(Task details)
Scan the material for the word "Gigabytes" and copy each line where it occurs.

(Task material)
◇ ◇ ◇ ◇
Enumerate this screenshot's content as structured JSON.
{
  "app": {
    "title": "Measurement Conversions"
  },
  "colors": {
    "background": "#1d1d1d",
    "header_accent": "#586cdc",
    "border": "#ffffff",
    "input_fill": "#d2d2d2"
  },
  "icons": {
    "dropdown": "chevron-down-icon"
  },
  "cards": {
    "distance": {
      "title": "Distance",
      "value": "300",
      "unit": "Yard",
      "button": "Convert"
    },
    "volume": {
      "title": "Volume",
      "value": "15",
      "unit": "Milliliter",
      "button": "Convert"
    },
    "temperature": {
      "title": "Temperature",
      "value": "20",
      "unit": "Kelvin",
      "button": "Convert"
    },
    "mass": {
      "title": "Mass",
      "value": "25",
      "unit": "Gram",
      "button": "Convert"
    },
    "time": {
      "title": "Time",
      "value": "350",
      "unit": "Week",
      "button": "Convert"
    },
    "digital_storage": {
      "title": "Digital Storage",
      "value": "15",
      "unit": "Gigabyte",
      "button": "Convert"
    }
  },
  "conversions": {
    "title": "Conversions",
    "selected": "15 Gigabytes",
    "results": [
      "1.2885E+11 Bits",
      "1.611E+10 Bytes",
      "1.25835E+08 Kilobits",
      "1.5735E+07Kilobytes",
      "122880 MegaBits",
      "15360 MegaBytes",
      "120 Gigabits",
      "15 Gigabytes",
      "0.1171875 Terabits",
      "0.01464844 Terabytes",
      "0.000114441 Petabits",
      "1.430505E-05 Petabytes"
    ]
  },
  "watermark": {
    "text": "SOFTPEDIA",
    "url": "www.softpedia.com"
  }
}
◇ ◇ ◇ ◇
(Written answer)
    "selected": "15 Gigabytes",
      "15 Gigabytes",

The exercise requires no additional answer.